"Help Me, Rhonda" was the group's second #1 hit. It's a classic Beach Boys song that presumably ruined the name Rhonda. Seriously, Rhonda had been rising in popularity as a girl's name since the mid '40s. In 1965 -- the year this song was released -- Rhonda had risen to become the 37th most popular girl's name in the U.S. That year was the peak in the popularity of the name, as it fell consistently over the coming years, falling out of the Top 100 by 1976 on its way to falling out of the Top 1000 by 1995. After all, any time you meet someone named Rhonda, don't you immediately want to say, "Help me, Rhonda?" I do. On a related note, I don't have any friends named Rhonda.
7. "I'm Waiting For The Day" (1966, N/A)
"I'm Waiting For The Day" is an underrated gem from Pet Sounds, alternating between bombastic timpanies and Wall of Sound woodwinds, and quiet, sweet verses.
8. "Surfin' U.S.A." (1963, #3)
"Surfin' U.S.A." is pretty much the epitome of Beach Boys songs.

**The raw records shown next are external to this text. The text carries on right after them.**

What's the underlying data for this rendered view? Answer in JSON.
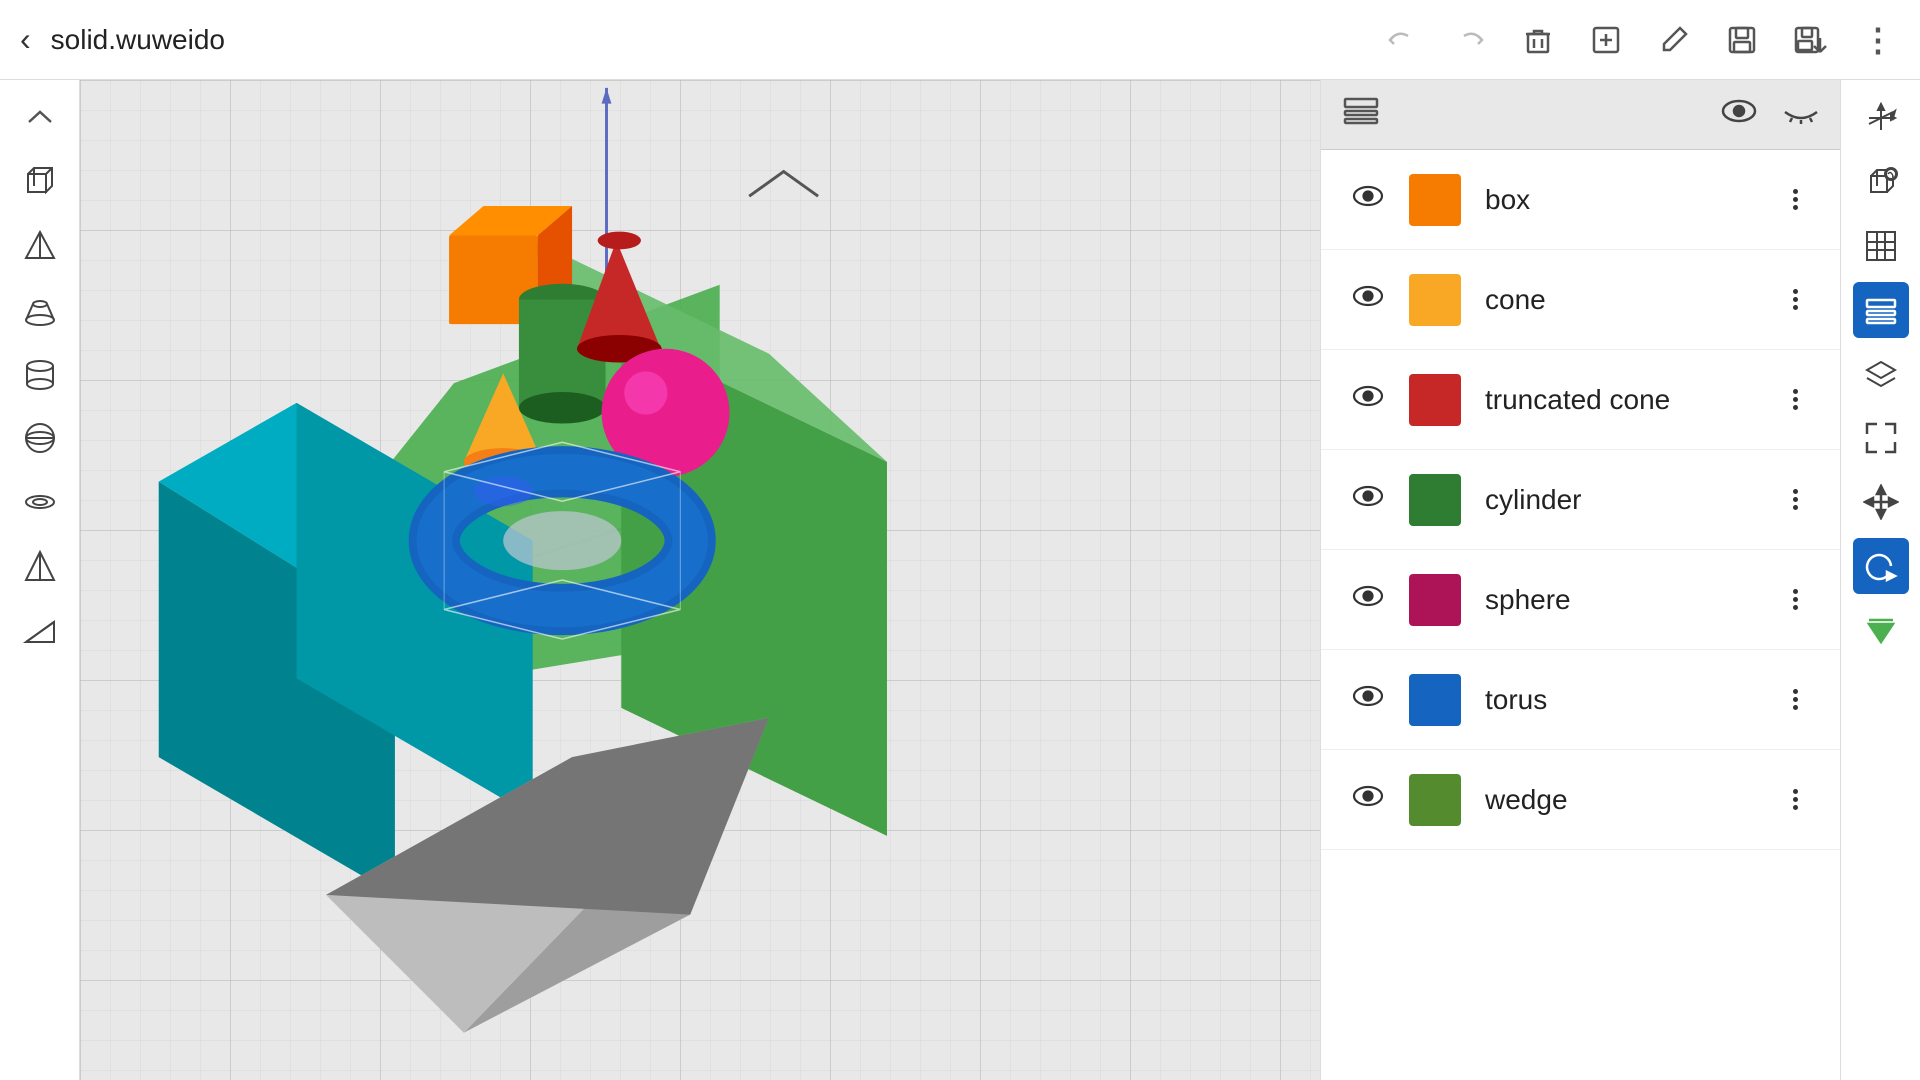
{
  "header": {
    "title": "solid.wuweido",
    "back_label": "←",
    "toolbar_buttons": [
      {
        "id": "back",
        "label": "←",
        "icon": "arrow-left"
      },
      {
        "id": "forward",
        "label": "→",
        "icon": "arrow-right"
      },
      {
        "id": "delete",
        "label": "🗑",
        "icon": "trash"
      },
      {
        "id": "add-group",
        "label": "⊞",
        "icon": "add-group"
      },
      {
        "id": "edit",
        "label": "✎",
        "icon": "edit"
      },
      {
        "id": "save",
        "label": "💾",
        "icon": "save"
      },
      {
        "id": "save-as",
        "label": "💾+",
        "icon": "save-as"
      },
      {
        "id": "more",
        "label": "⋮",
        "icon": "more-vert"
      }
    ]
  },
  "left_toolbar": {
    "tools": [
      {
        "id": "collapse",
        "icon": "chevron-up",
        "label": "^"
      },
      {
        "id": "box-tool",
        "icon": "box",
        "label": "□"
      },
      {
        "id": "pyramid-tool",
        "icon": "pyramid",
        "label": "△"
      },
      {
        "id": "truncated-tool",
        "icon": "truncated",
        "label": "⌂"
      },
      {
        "id": "cylinder-tool",
        "icon": "cylinder",
        "label": "⊙"
      },
      {
        "id": "globe-tool",
        "icon": "globe",
        "label": "⊕"
      },
      {
        "id": "torus-tool",
        "icon": "torus",
        "label": "◎"
      },
      {
        "id": "prism-tool",
        "icon": "prism",
        "label": "◁"
      },
      {
        "id": "wedge-tool",
        "icon": "wedge",
        "label": "◇"
      }
    ]
  },
  "right_toolbar": {
    "tools": [
      {
        "id": "axis-icon",
        "icon": "axis",
        "label": "⌖",
        "active": false
      },
      {
        "id": "view-cube",
        "icon": "cube-view",
        "label": "⬡",
        "active": false
      },
      {
        "id": "grid-icon",
        "icon": "grid",
        "label": "⊞",
        "active": false
      },
      {
        "id": "layers-panel",
        "icon": "layers",
        "label": "◫",
        "active": true
      },
      {
        "id": "layers-icon",
        "icon": "layers2",
        "label": "⧉",
        "active": false
      },
      {
        "id": "fit-view",
        "icon": "fit",
        "label": "⛶",
        "active": false
      },
      {
        "id": "move-icon",
        "icon": "move",
        "label": "✛",
        "active": false
      },
      {
        "id": "rotate-icon",
        "icon": "rotate",
        "label": "↺",
        "active": true
      },
      {
        "id": "nav-down",
        "icon": "nav-down",
        "label": "⇩",
        "active": false
      }
    ]
  },
  "panel": {
    "header_icon": "layers",
    "visible_icon": "👁",
    "hidden_icon": "~",
    "shapes": [
      {
        "id": "box",
        "name": "box",
        "color": "#f57c00",
        "visible": true
      },
      {
        "id": "cone",
        "name": "cone",
        "color": "#f9a825",
        "visible": true
      },
      {
        "id": "truncated_cone",
        "name": "truncated cone",
        "color": "#c62828",
        "visible": true
      },
      {
        "id": "cylinder",
        "name": "cylinder",
        "color": "#2e7d32",
        "visible": true
      },
      {
        "id": "sphere",
        "name": "sphere",
        "color": "#ad1457",
        "visible": true
      },
      {
        "id": "torus",
        "name": "torus",
        "color": "#1565c0",
        "visible": true
      },
      {
        "id": "wedge",
        "name": "wedge",
        "color": "#558b2f",
        "visible": true
      }
    ]
  },
  "scene": {
    "axis_color": "#5c6bc0",
    "background_color": "#e0e0e0"
  }
}
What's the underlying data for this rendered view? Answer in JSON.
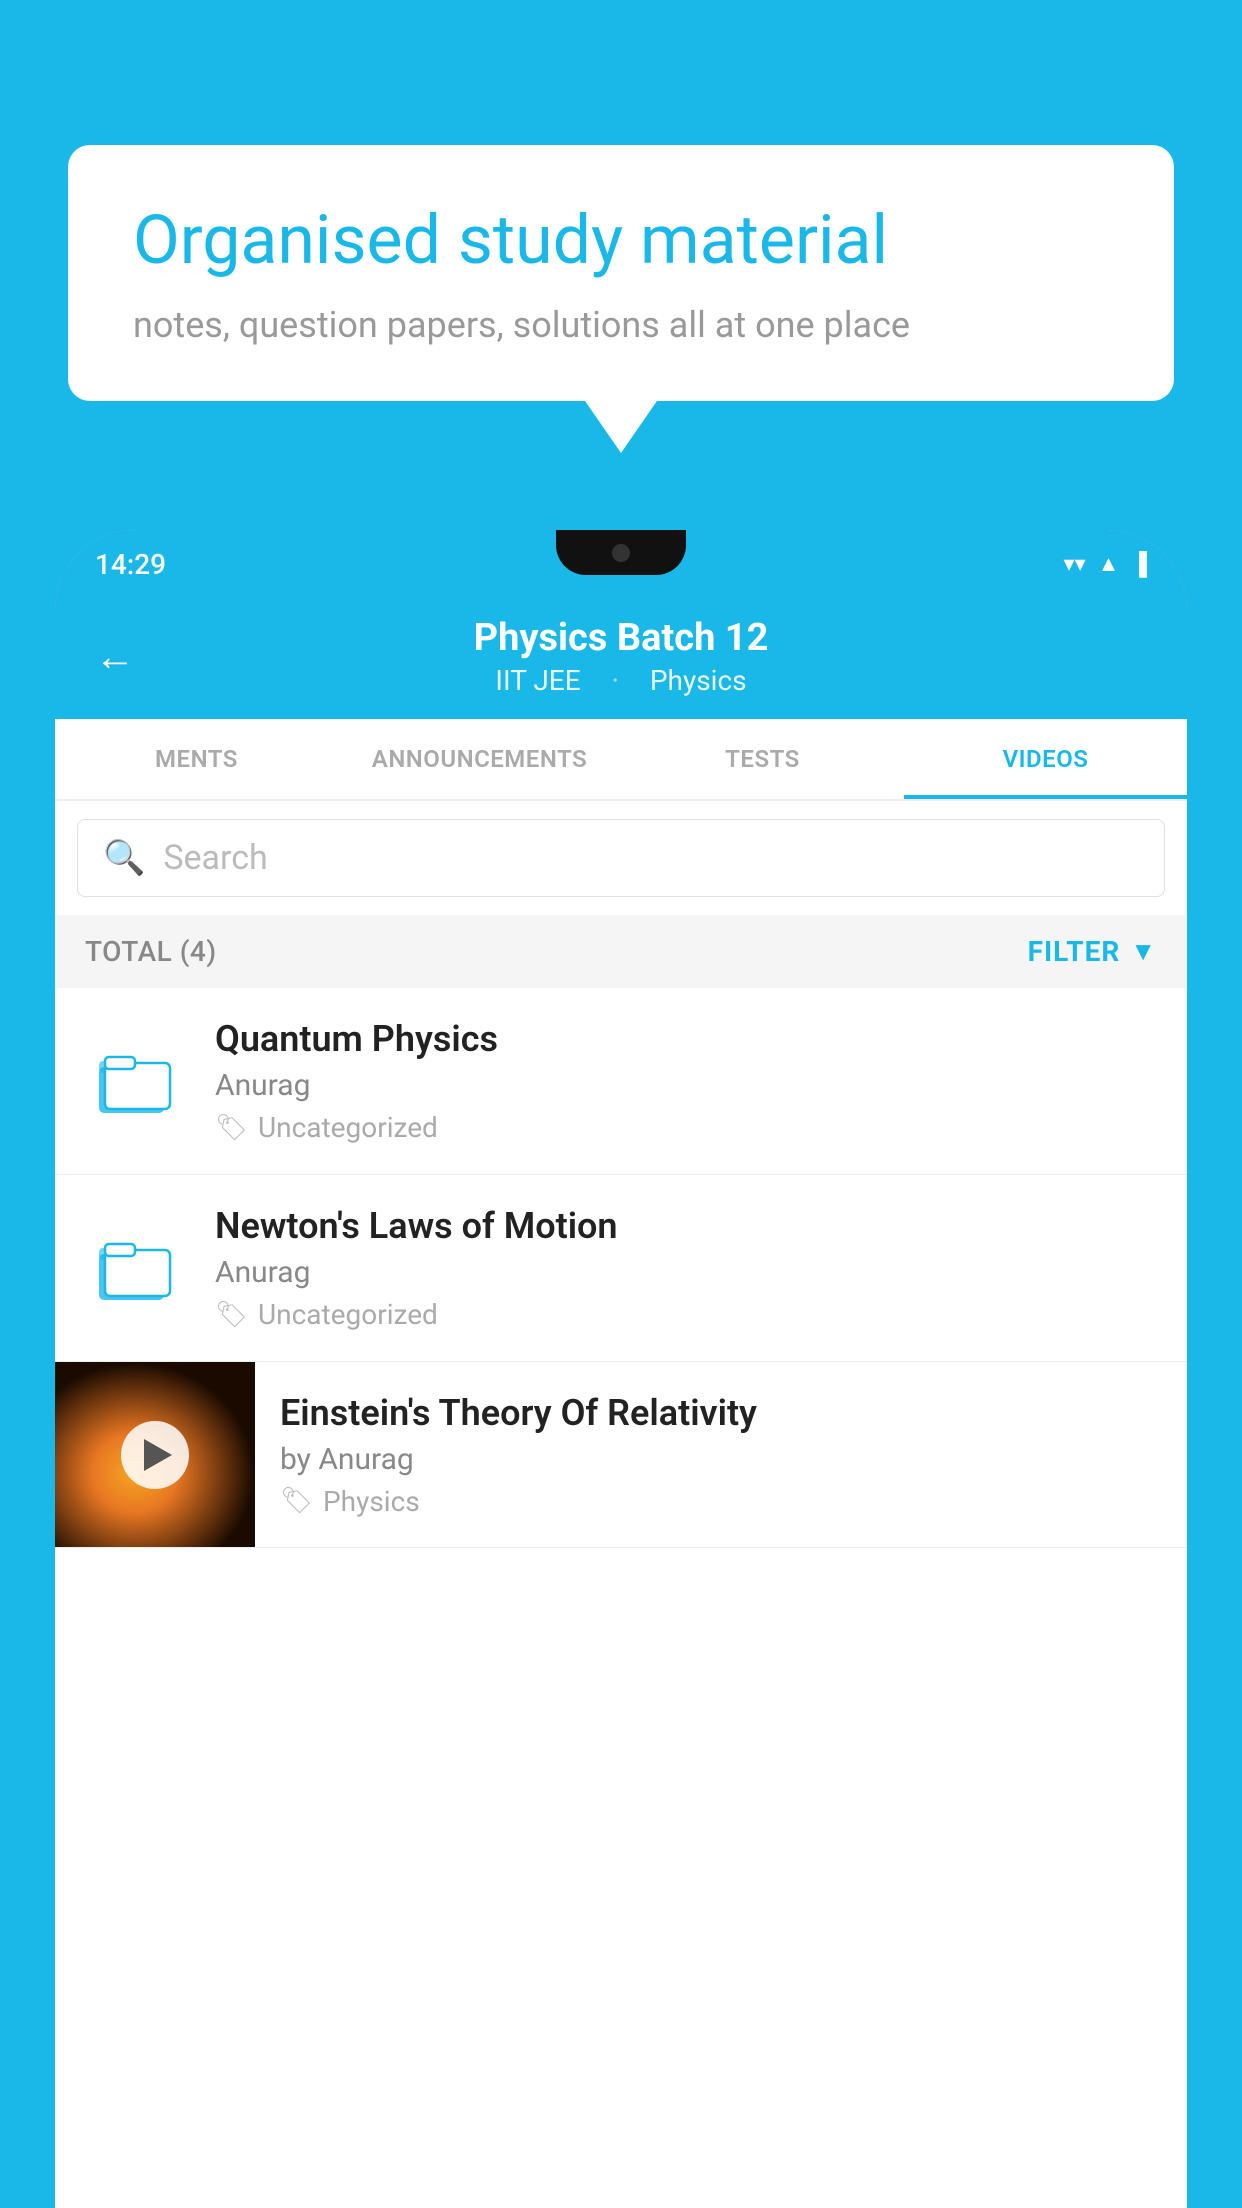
{
  "background_color": "#1AB8E8",
  "bubble": {
    "title": "Organised study material",
    "subtitle": "notes, question papers, solutions all at one place"
  },
  "phone": {
    "status_bar": {
      "time": "14:29"
    },
    "app_bar": {
      "title": "Physics Batch 12",
      "subtitle_parts": [
        "IIT JEE",
        "Physics"
      ],
      "back_label": "←"
    },
    "tabs": [
      {
        "label": "MENTS",
        "active": false
      },
      {
        "label": "ANNOUNCEMENTS",
        "active": false
      },
      {
        "label": "TESTS",
        "active": false
      },
      {
        "label": "VIDEOS",
        "active": true
      }
    ],
    "search": {
      "placeholder": "Search"
    },
    "filter_bar": {
      "total": "TOTAL (4)",
      "filter_label": "FILTER"
    },
    "videos": [
      {
        "id": 1,
        "title": "Quantum Physics",
        "author": "Anurag",
        "tag": "Uncategorized",
        "has_thumbnail": false
      },
      {
        "id": 2,
        "title": "Newton's Laws of Motion",
        "author": "Anurag",
        "tag": "Uncategorized",
        "has_thumbnail": false
      },
      {
        "id": 3,
        "title": "Einstein's Theory Of Relativity",
        "author": "by Anurag",
        "tag": "Physics",
        "has_thumbnail": true
      }
    ]
  }
}
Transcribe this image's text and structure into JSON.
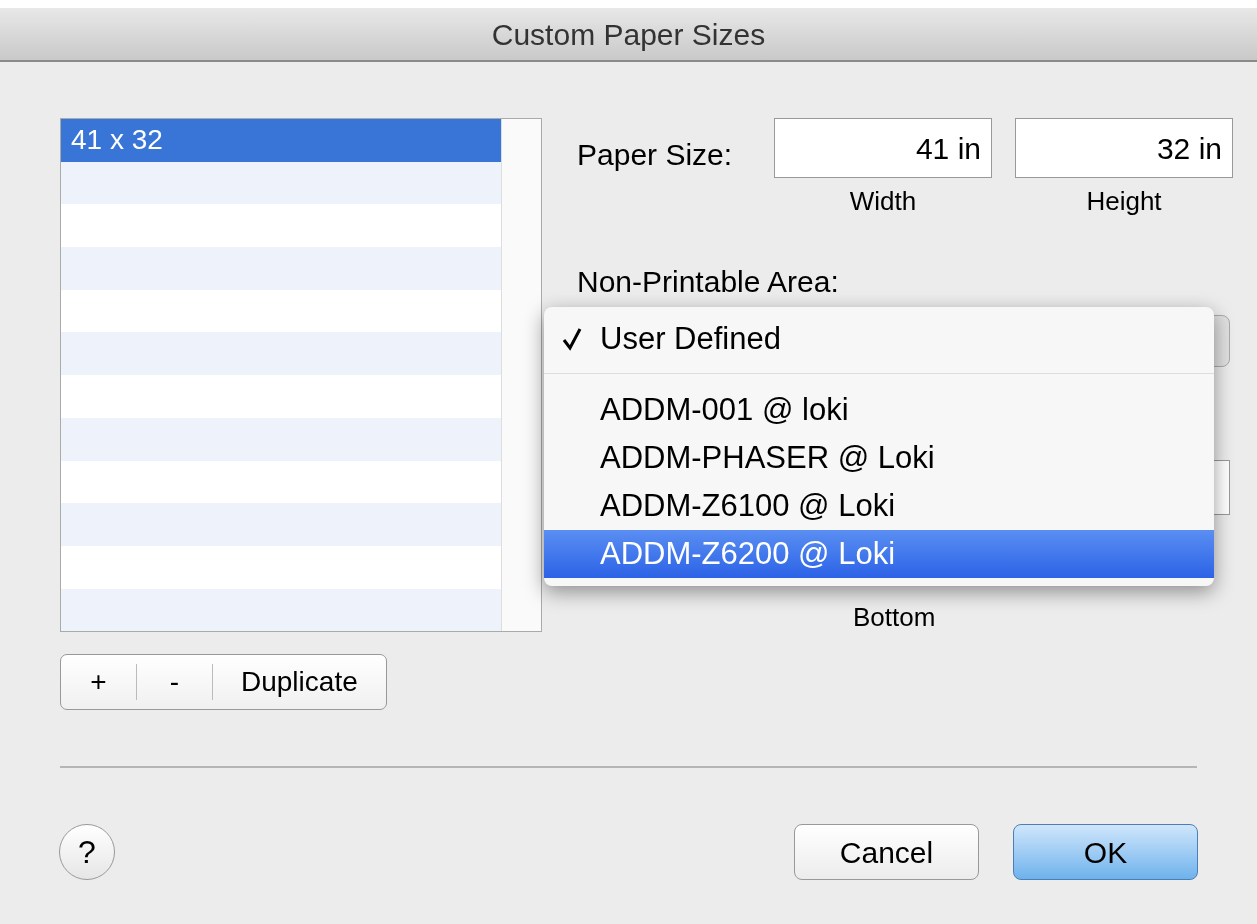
{
  "window": {
    "title": "Custom Paper Sizes"
  },
  "sizes_list": {
    "items": [
      {
        "label": "41 x 32",
        "selected": true
      }
    ]
  },
  "paper_size": {
    "label": "Paper Size:",
    "fields": [
      {
        "value": "41 in",
        "caption": "Width"
      },
      {
        "value": "32 in",
        "caption": "Height"
      }
    ]
  },
  "non_printable_area": {
    "label": "Non-Printable Area:",
    "menu": {
      "groups": [
        [
          {
            "label": "User Defined",
            "checked": true,
            "selected": false
          }
        ],
        [
          {
            "label": "ADDM-001 @ loki",
            "checked": false,
            "selected": false
          },
          {
            "label": "ADDM-PHASER @ Loki",
            "checked": false,
            "selected": false
          },
          {
            "label": "ADDM-Z6100 @ Loki",
            "checked": false,
            "selected": false
          },
          {
            "label": "ADDM-Z6200 @ Loki",
            "checked": false,
            "selected": true
          }
        ]
      ]
    },
    "bottom_caption": "Bottom"
  },
  "list_buttons": [
    "+",
    "-",
    "Duplicate"
  ],
  "footer": {
    "help": "?",
    "buttons": [
      {
        "label": "Cancel",
        "default": false
      },
      {
        "label": "OK",
        "default": true
      }
    ]
  }
}
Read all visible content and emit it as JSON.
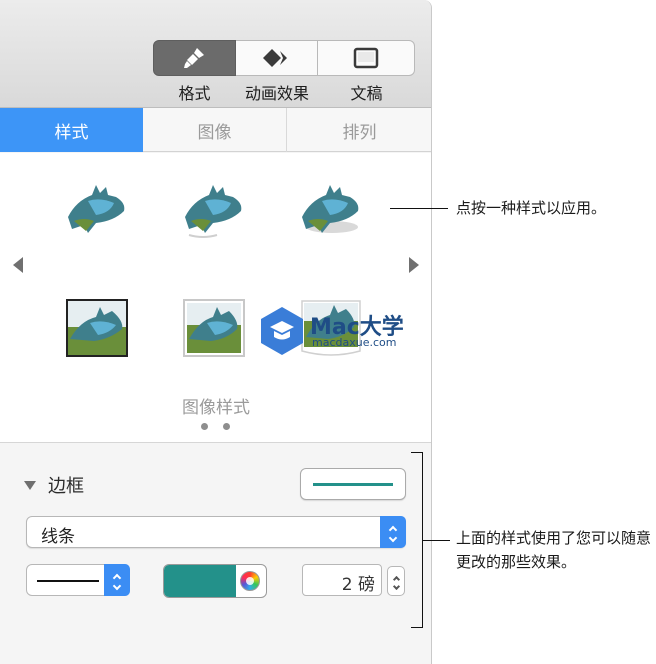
{
  "toolbar": {
    "format_label": "格式",
    "animate_label": "动画效果",
    "document_label": "文稿",
    "format_icon": "paintbrush-icon",
    "animate_icon": "diamond-arrow-icon",
    "document_icon": "document-icon"
  },
  "tabs": [
    {
      "label": "样式",
      "selected": true
    },
    {
      "label": "图像",
      "selected": false
    },
    {
      "label": "排列",
      "selected": false
    }
  ],
  "styles": {
    "caption": "图像样式",
    "pages": 2,
    "current_page": 1
  },
  "watermark": {
    "title": "Mac大学",
    "url": "macdaxue.com"
  },
  "border": {
    "title": "边框",
    "line_type": "线条",
    "color": "#23918a",
    "width_value": "2 磅"
  },
  "callouts": {
    "styles_hint": "点按一种样式以应用。",
    "edit_hint": "上面的样式使用了您可以随意更改的那些效果。"
  },
  "colors": {
    "accent": "#3d95f7",
    "border_color": "#23918a"
  }
}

Set to the melody of Chuck Berry's "Sweet Little Sixteen," it's fun, it's catchy, and it's about surfing. I learned the names of more beaches while listening to this song than any other song I've ever heard. Fact.
9. "When I Grow Up (To Be a Man)" (1964, #9)
When I was around 8 or 9 years old, I remember this song really striking a chord with me (music pun not intended) because it was the first time I remember thinking about the realities of becoming an adult. In the song, the narrator laments whether, when he grows up, he'll "dig the same things that turn me on as a kid." I heard this, and I lost a little bit of my innocence because I realized that, when I became an adult, I probably wouldn't still watch cartoons every morning, trade baseball cards with my friends, or build reckless bike ramps on the sidewalk. That said, I still love pussy, so one out of four ain't bad.
10. "Wouldn't It Be Nice" (1966, #8)
This is the first track off of Pet Sounds, and it's just about as perfect a pop song as you can get, from the fairytale-esque intro to the Wall of Sound production for the rest of the song to the quaint and relatable topic of talking about your future with your girlfriend/boyfriend. My mom always used to tell me that this was her and her high school boyfriend's "song." I had always assumed the woman who gave birth to me wouldn't lie to her son's face over and over again for the better part of thirty years, but the other day, I realized that Pet Sounds was released only a couple weeks before she graduated from high school, and "Wouldn't It Be Nice" wasn't released as a single until several months later. What else, Mom? When I talked to the Easter Bunny on the phone, it was really my aunt pretending to be an anthropomorphic rabbit?